Task objective: Give back each line of the data exactly as it reads, minus the pictures.

###

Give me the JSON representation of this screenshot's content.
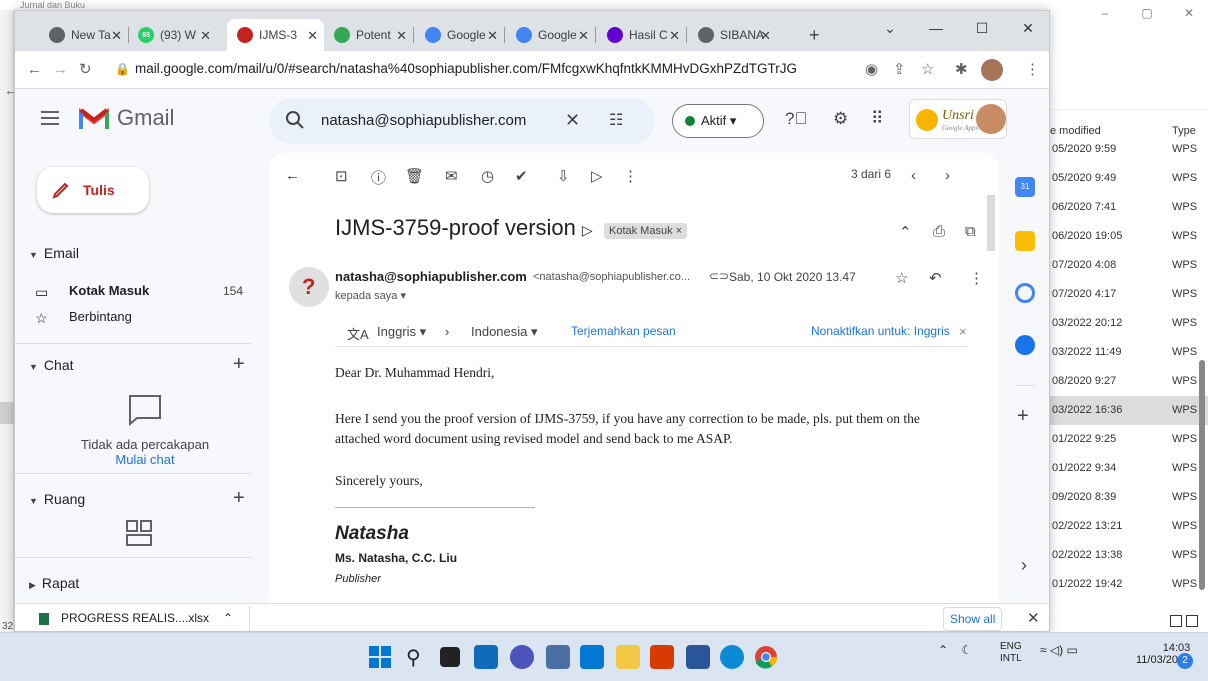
{
  "explorer": {
    "title": "Jurnal dan Buku",
    "column_date": "e modified",
    "column_type": "Type",
    "left_number": "32",
    "rows": [
      {
        "date": "05/2020 9:59",
        "type": "WPS"
      },
      {
        "date": "05/2020 9:49",
        "type": "WPS"
      },
      {
        "date": "06/2020 7:41",
        "type": "WPS"
      },
      {
        "date": "06/2020 19:05",
        "type": "WPS"
      },
      {
        "date": "07/2020 4:08",
        "type": "WPS"
      },
      {
        "date": "07/2020 4:17",
        "type": "WPS"
      },
      {
        "date": "03/2022 20:12",
        "type": "WPS"
      },
      {
        "date": "03/2022 11:49",
        "type": "WPS"
      },
      {
        "date": "08/2020 9:27",
        "type": "WPS"
      },
      {
        "date": "03/2022 16:36",
        "type": "WPS"
      },
      {
        "date": "01/2022 9:25",
        "type": "WPS"
      },
      {
        "date": "01/2022 9:34",
        "type": "WPS"
      },
      {
        "date": "09/2020 8:39",
        "type": "WPS"
      },
      {
        "date": "02/2022 13:21",
        "type": "WPS"
      },
      {
        "date": "02/2022 13:38",
        "type": "WPS"
      },
      {
        "date": "01/2022 19:42",
        "type": "WPS"
      }
    ]
  },
  "browser": {
    "tabs": [
      {
        "label": "New Ta",
        "icon": "chrome-icon",
        "color": "#5f6368"
      },
      {
        "label": "(93) W",
        "icon": "whatsapp-icon",
        "color": "#25d366",
        "badge": "93"
      },
      {
        "label": "IJMS-3",
        "icon": "gmail-icon",
        "color": "#c5221f"
      },
      {
        "label": "Potent",
        "icon": "drive-icon",
        "color": "#34a853"
      },
      {
        "label": "Google",
        "icon": "docs-icon",
        "color": "#4285f4"
      },
      {
        "label": "Google",
        "icon": "docs-icon",
        "color": "#4285f4"
      },
      {
        "label": "Hasil C",
        "icon": "yahoo-icon",
        "color": "#6001d2"
      },
      {
        "label": "SIBANA",
        "icon": "chrome-icon",
        "color": "#5f6368"
      }
    ],
    "url": "mail.google.com/mail/u/0/#search/natasha%40sophiapublisher.com/FMfcgxwKhqfntkKMMHvDGxhPZdTGTrJG"
  },
  "gmail": {
    "app_name": "Gmail",
    "search_query": "natasha@sophiapublisher.com",
    "status": "Aktif",
    "brand_text": "Unsri",
    "brand_sub": "Google Apps",
    "compose_label": "Tulis",
    "sections": {
      "email": "Email",
      "chat": "Chat",
      "ruang": "Ruang",
      "rapat": "Rapat"
    },
    "nav": [
      {
        "label": "Kotak Masuk",
        "count": "154",
        "icon": "inbox-icon"
      },
      {
        "label": "Berbintang",
        "count": "",
        "icon": "star-icon"
      }
    ],
    "chat_empty": "Tidak ada percakapan",
    "chat_start": "Mulai chat",
    "page_info": "3 dari 6",
    "message": {
      "subject": "IJMS-3759-proof version",
      "label": "Kotak Masuk",
      "sender_name": "natasha@sophiapublisher.com",
      "sender_email": "<natasha@sophiapublisher.co...",
      "date": "Sab, 10 Okt 2020 13.47",
      "recipient": "kepada saya",
      "translate": {
        "from": "Inggris",
        "to": "Indonesia",
        "action": "Terjemahkan pesan",
        "disable": "Nonaktifkan untuk: Inggris"
      },
      "greeting": "Dear Dr. Muhammad Hendri,",
      "body_line1": "Here I send you the proof version of IJMS-3759, if you have any correction to be made, pls. put them on the",
      "body_line2": "attached word document using revised model and send back to me ASAP.",
      "closing": "Sincerely yours,",
      "sig_name": "Natasha",
      "sig_full": "Ms. Natasha, C.C. Liu",
      "sig_title": "Publisher"
    }
  },
  "download": {
    "filename": "PROGRESS REALIS....xlsx",
    "show_all": "Show all"
  },
  "taskbar": {
    "lang": "ENG",
    "lang_sub": "INTL",
    "time": "14:03",
    "date": "11/03/2022",
    "notifications": "2"
  }
}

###

Output:
Give me the JSON representation of this screenshot's content.
{
  "explorer": {
    "title": "Jurnal dan Buku",
    "column_date": "e modified",
    "column_type": "Type",
    "left_number": "32",
    "rows": [
      {
        "date": "05/2020 9:59",
        "type": "WPS"
      },
      {
        "date": "05/2020 9:49",
        "type": "WPS"
      },
      {
        "date": "06/2020 7:41",
        "type": "WPS"
      },
      {
        "date": "06/2020 19:05",
        "type": "WPS"
      },
      {
        "date": "07/2020 4:08",
        "type": "WPS"
      },
      {
        "date": "07/2020 4:17",
        "type": "WPS"
      },
      {
        "date": "03/2022 20:12",
        "type": "WPS"
      },
      {
        "date": "03/2022 11:49",
        "type": "WPS"
      },
      {
        "date": "08/2020 9:27",
        "type": "WPS"
      },
      {
        "date": "03/2022 16:36",
        "type": "WPS"
      },
      {
        "date": "01/2022 9:25",
        "type": "WPS"
      },
      {
        "date": "01/2022 9:34",
        "type": "WPS"
      },
      {
        "date": "09/2020 8:39",
        "type": "WPS"
      },
      {
        "date": "02/2022 13:21",
        "type": "WPS"
      },
      {
        "date": "02/2022 13:38",
        "type": "WPS"
      },
      {
        "date": "01/2022 19:42",
        "type": "WPS"
      }
    ]
  },
  "browser": {
    "tabs": [
      {
        "label": "New Ta",
        "icon": "chrome-icon",
        "color": "#5f6368"
      },
      {
        "label": "(93) W",
        "icon": "whatsapp-icon",
        "color": "#25d366",
        "badge": "93"
      },
      {
        "label": "IJMS-3",
        "icon": "gmail-icon",
        "color": "#c5221f"
      },
      {
        "label": "Potent",
        "icon": "drive-icon",
        "color": "#34a853"
      },
      {
        "label": "Google",
        "icon": "docs-icon",
        "color": "#4285f4"
      },
      {
        "label": "Google",
        "icon": "docs-icon",
        "color": "#4285f4"
      },
      {
        "label": "Hasil C",
        "icon": "yahoo-icon",
        "color": "#6001d2"
      },
      {
        "label": "SIBANA",
        "icon": "chrome-icon",
        "color": "#5f6368"
      }
    ],
    "url": "mail.google.com/mail/u/0/#search/natasha%40sophiapublisher.com/FMfcgxwKhqfntkKMMHvDGxhPZdTGTrJG"
  },
  "gmail": {
    "app_name": "Gmail",
    "search_query": "natasha@sophiapublisher.com",
    "status": "Aktif",
    "brand_text": "Unsri",
    "brand_sub": "Google Apps",
    "compose_label": "Tulis",
    "sections": {
      "email": "Email",
      "chat": "Chat",
      "ruang": "Ruang",
      "rapat": "Rapat"
    },
    "nav": [
      {
        "label": "Kotak Masuk",
        "count": "154",
        "icon": "inbox-icon"
      },
      {
        "label": "Berbintang",
        "count": "",
        "icon": "star-icon"
      }
    ],
    "chat_empty": "Tidak ada percakapan",
    "chat_start": "Mulai chat",
    "page_info": "3 dari 6",
    "message": {
      "subject": "IJMS-3759-proof version",
      "label": "Kotak Masuk",
      "sender_name": "natasha@sophiapublisher.com",
      "sender_email": "<natasha@sophiapublisher.co...",
      "date": "Sab, 10 Okt 2020 13.47",
      "recipient": "kepada saya",
      "translate": {
        "from": "Inggris",
        "to": "Indonesia",
        "action": "Terjemahkan pesan",
        "disable": "Nonaktifkan untuk: Inggris"
      },
      "greeting": "Dear Dr. Muhammad Hendri,",
      "body_line1": "Here I send you the proof version of IJMS-3759, if you have any correction to be made, pls. put them on the",
      "body_line2": "attached word document using revised model and send back to me ASAP.",
      "closing": "Sincerely yours,",
      "sig_name": "Natasha",
      "sig_full": "Ms. Natasha, C.C. Liu",
      "sig_title": "Publisher"
    }
  },
  "download": {
    "filename": "PROGRESS REALIS....xlsx",
    "show_all": "Show all"
  },
  "taskbar": {
    "lang": "ENG",
    "lang_sub": "INTL",
    "time": "14:03",
    "date": "11/03/2022",
    "notifications": "2"
  }
}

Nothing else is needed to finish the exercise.